The devil is in the details as well, with many mechanics and conventions already feeling tired by the end of the game. Achieving what seems to be a major turn of luck for you side in skirmish, only to witness a massive explosion that once again stacks the odds against you is interesting the first time, but after the sixth, it’s just predictable and silly.
Observers may think that a story by John Milius and the fiction of Homefront‘s future history would be enough to keep many interested and unbothered by somewhat dumbed down gameplay. The fact is, there are only two moments in the game when an enemy actually identifies themselves as a Korean soldier, and never speaks about the political motivations of their superiors. From that point on, the game’s enemy’s are either masked or hiding behind cover, and their national affiliation makes absolutely no difference to any elements of the game’s plot.
The notion seems insane considering how much time the development team apparently put into framing North Korea as America’s perfect enemy, but most players will have little chance of differentiating Homefront‘s KPA from Killzone‘s Helghast. The player’s story turns from one of survival and revenge into saving his own skin, with one of the most forced climaxes in recent memory being tacked on for even more explosions. So while players may have initially been driven to defend their neighbors and children, they’re likely to instead feel pulled along for the ride by the final mission.
Homefront came under some serious criticism recently when it was revealed that the main campaign lasted only 5 hours, and there’s no getting around the fact: the game only contains less than 10 missions in total. While initially defending the assumption based on differing playstyles from gamer to gamer, I owe the critics an apology. Even with several mind-numbingly obtuse mission hurdles along the way, this reviewer finished Homefront’s singleplayer campaign in 4 hours. In all honesty, less than 4. Not even the countless invisible walls of the game’s levels could stop me.
That’s not to say that a short campaign can’t be incredibly satisfying, but a game that tries to be two different things within such a short window give anything but a full experience.
Whether it was Kaos attempting to give shooter fans both hard-hitting drama and industry-standard ‘always cranked to eleven’ firefights, or pressure from THQ to get as close to Black Ops‘ blockbuster performance as possible, Homefront falls short of most of its goals.
In discussing a potential sequel to Homefront, Kaos Studio’s General Manager voiced his thought that the game combined both storytelling moments and combat moments, which is true. The story was an interesting one, but with the developers abandoning the substance of it in favor of action halfway through the game, Homefront ultimately fails to accomplish either. You see, it’s not that they only had half a game’s worth of each, it’s that they completely forgot about one of them halfway through.
The result is a game that stirs up serious emotions, but never sees them through to any resolution. It’s also a game that recreates the action of other successful properties, but fails to achieve the same level of refinement, and offers nothing new to the gameplay.
Homefront also comes with an online multiplayer, available to anyone willing to buy the game new or purchase an online pass.
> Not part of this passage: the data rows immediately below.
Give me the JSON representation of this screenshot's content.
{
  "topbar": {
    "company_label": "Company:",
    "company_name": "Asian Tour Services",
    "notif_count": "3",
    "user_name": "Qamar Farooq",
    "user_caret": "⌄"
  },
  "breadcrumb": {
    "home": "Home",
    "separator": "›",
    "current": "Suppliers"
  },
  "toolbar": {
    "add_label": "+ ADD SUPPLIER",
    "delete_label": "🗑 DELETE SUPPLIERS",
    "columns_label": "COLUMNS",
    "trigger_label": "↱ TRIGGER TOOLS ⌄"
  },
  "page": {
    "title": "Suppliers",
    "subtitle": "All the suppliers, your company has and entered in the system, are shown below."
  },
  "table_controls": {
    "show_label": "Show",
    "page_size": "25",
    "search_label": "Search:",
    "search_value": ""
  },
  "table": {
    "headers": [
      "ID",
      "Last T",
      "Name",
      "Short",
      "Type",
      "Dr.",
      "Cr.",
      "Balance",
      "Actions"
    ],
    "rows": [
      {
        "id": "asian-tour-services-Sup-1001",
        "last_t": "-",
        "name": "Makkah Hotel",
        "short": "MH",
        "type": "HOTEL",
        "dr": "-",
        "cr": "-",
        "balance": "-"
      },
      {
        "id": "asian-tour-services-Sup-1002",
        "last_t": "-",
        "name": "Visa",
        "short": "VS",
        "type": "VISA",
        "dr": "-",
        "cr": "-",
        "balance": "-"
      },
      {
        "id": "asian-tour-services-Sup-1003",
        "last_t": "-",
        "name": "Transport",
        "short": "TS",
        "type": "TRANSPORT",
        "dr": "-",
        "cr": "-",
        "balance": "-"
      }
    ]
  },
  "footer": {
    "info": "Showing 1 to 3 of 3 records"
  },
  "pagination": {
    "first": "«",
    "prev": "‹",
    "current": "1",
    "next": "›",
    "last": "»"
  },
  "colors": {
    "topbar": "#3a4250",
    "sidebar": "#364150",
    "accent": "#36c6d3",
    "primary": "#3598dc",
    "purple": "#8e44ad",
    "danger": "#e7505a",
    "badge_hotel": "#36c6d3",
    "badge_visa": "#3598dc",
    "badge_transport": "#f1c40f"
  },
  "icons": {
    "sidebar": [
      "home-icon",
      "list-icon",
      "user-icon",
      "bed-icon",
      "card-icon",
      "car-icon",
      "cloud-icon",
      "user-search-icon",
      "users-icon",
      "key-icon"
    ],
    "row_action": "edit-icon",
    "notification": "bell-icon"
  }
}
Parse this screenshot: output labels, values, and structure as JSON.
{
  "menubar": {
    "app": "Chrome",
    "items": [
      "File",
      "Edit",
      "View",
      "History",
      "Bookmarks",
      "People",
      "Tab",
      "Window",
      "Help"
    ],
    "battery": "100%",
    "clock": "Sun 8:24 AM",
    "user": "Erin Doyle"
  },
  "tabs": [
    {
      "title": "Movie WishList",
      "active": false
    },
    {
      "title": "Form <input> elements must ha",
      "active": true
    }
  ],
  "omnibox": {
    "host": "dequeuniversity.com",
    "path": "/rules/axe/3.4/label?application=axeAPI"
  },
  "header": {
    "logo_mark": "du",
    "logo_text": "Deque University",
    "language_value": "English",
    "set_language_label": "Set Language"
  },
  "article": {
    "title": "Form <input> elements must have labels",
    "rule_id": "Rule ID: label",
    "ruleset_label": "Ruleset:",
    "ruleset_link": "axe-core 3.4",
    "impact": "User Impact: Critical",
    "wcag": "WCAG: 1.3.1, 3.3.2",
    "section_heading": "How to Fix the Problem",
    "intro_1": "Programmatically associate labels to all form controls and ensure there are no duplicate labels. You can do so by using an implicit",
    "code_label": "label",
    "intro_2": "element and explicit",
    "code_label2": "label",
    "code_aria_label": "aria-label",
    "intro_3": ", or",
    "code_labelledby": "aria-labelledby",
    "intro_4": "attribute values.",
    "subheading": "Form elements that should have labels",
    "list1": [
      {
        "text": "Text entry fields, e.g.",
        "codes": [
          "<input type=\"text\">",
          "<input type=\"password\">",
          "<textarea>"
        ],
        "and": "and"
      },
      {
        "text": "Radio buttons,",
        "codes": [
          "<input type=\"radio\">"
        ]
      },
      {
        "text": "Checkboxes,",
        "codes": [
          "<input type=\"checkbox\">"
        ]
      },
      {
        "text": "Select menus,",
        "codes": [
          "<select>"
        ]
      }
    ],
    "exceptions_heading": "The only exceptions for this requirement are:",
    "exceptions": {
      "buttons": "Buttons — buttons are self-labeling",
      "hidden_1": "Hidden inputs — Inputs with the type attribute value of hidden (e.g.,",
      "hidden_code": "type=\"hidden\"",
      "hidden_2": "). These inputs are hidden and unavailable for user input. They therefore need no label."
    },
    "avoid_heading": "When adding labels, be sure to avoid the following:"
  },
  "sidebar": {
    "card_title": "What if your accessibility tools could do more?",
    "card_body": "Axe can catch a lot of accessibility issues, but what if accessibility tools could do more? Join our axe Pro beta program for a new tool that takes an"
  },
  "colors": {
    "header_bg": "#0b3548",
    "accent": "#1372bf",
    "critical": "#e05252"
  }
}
THQ is allowing players who don’t purchase or redeem an online pass to take part in multiplayer, but prohibiting them from advancing beyond level 5 experience.
The multiplayer modes of Homefront are competently-designed, and include a fair bit of carnage after some leveling, but that may not save the game from being tossed aside. As basically a lesser CoD title that includes vehicles, it stands to reason that most shooter fans would simply stick with Black Ops, Modern Warfare 2 or wait for Battlefield 3 to arrive.
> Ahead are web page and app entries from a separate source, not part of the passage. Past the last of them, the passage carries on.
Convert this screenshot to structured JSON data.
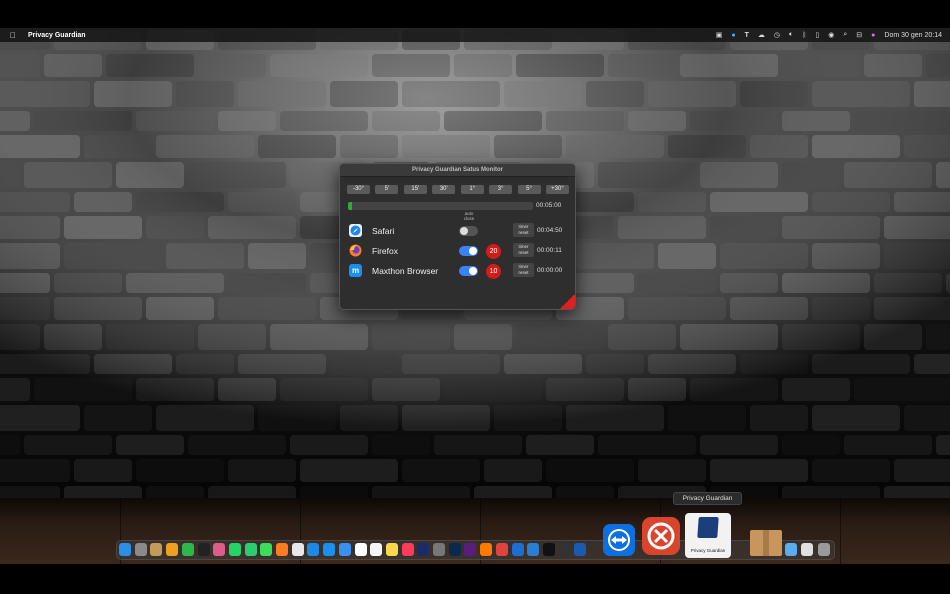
{
  "menubar": {
    "app_name": "Privacy Guardian",
    "apple_icon": "apple-icon",
    "status_icons": [
      "screen-icon",
      "p-icon",
      "t-icon",
      "cloud-icon",
      "clock-icon",
      "volume-icon",
      "bluetooth-icon",
      "battery-icon",
      "user-icon",
      "search-icon",
      "control-center-icon",
      "siri-icon"
    ],
    "datetime": "Dom 30 gen  20:14"
  },
  "window": {
    "title": "Privacy Guardian Satus Monitor",
    "time_buttons": [
      "-30°",
      "5'",
      "15'",
      "30'",
      "1°",
      "3°",
      "5°",
      "+30°"
    ],
    "progress_fraction": 0.02,
    "total_time": "00:05:00",
    "autoclose_label_1": "auto",
    "autoclose_label_2": "close",
    "apps": [
      {
        "name": "Safari",
        "icon": "safari-icon",
        "auto_close": false,
        "badge": "",
        "reset_1": "timer",
        "reset_2": "reset",
        "time": "00:04:50"
      },
      {
        "name": "Firefox",
        "icon": "firefox-icon",
        "auto_close": true,
        "badge": "20",
        "reset_1": "timer",
        "reset_2": "reset",
        "time": "00:00:11"
      },
      {
        "name": "Maxthon Browser",
        "icon": "maxthon-icon",
        "auto_close": true,
        "badge": "10",
        "reset_1": "timer",
        "reset_2": "reset",
        "time": "00:00:00"
      }
    ]
  },
  "dock": {
    "tooltip": "Privacy Guardian",
    "privacy_guardian_label": "Privacy Guardian"
  },
  "colors": {
    "accent_blue": "#3b82f6",
    "badge_red": "#d21c1c",
    "progress_green": "#2faa3b"
  }
}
Don’t get us wrong: those who loved Black Ops will find things to like in Homefront, since the combat itself isn’t lacking in any drastic ways. But Kaos never said they were going to inject some story and maturity into a popular shooter; they promised us a completely different, completely-realized dramatic experience.
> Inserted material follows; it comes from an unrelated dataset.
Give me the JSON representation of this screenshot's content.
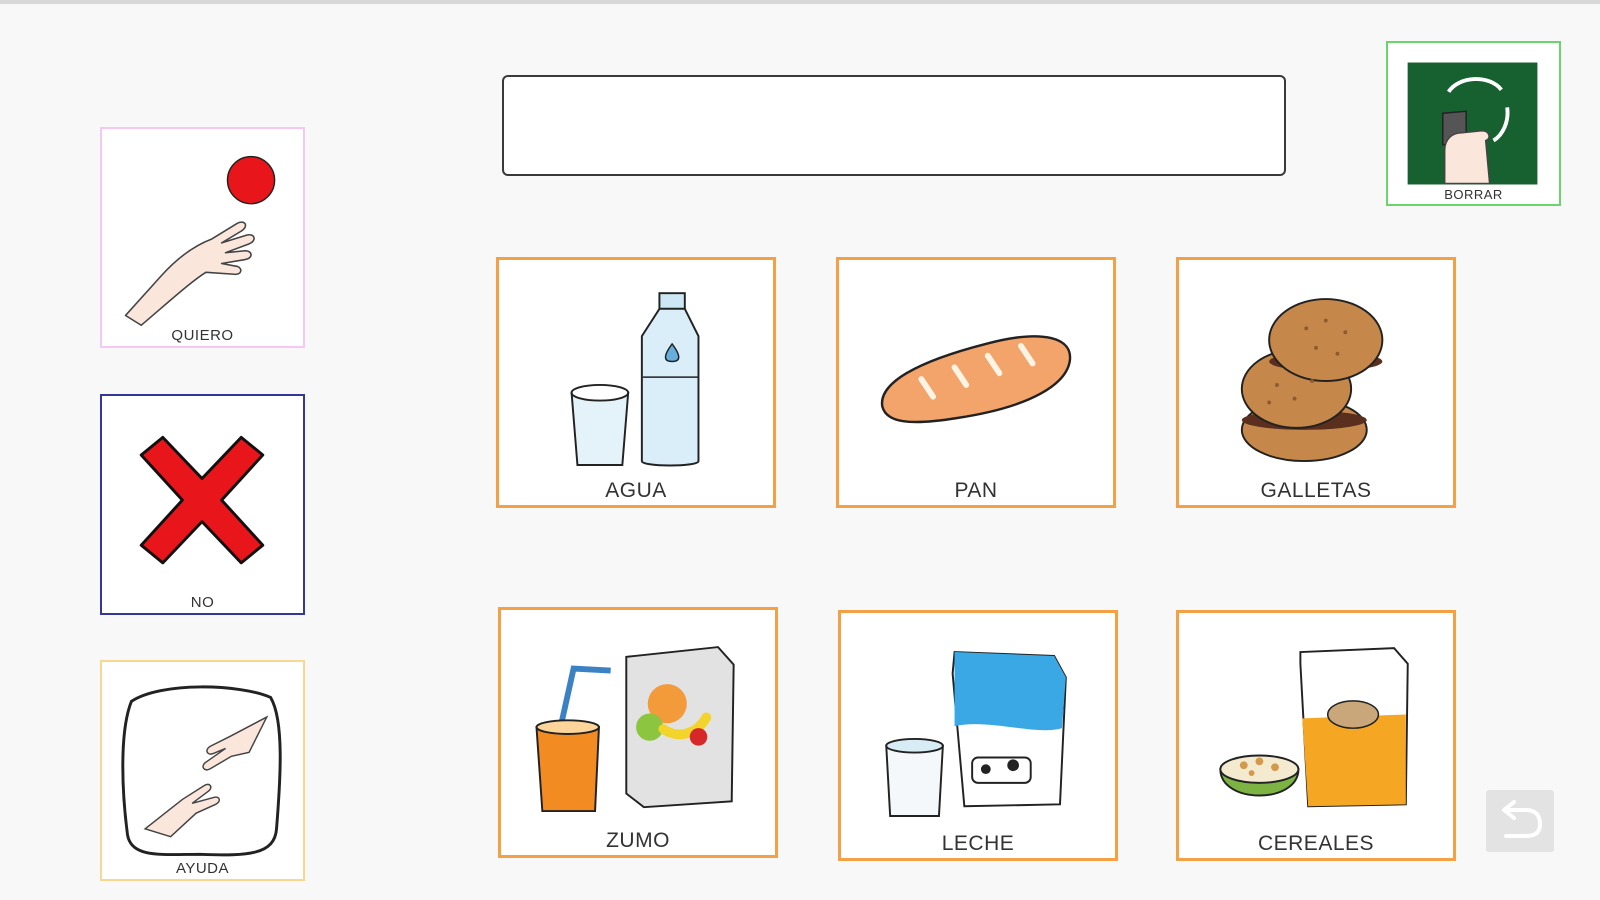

So while Kaos may have produced a very good shooter with some seriously inspired story, the finished product never reaches the heights expected by its many champions. Because of that, Homefront will likely turn out to be a disappointment to those hoping for something other than a good shooter.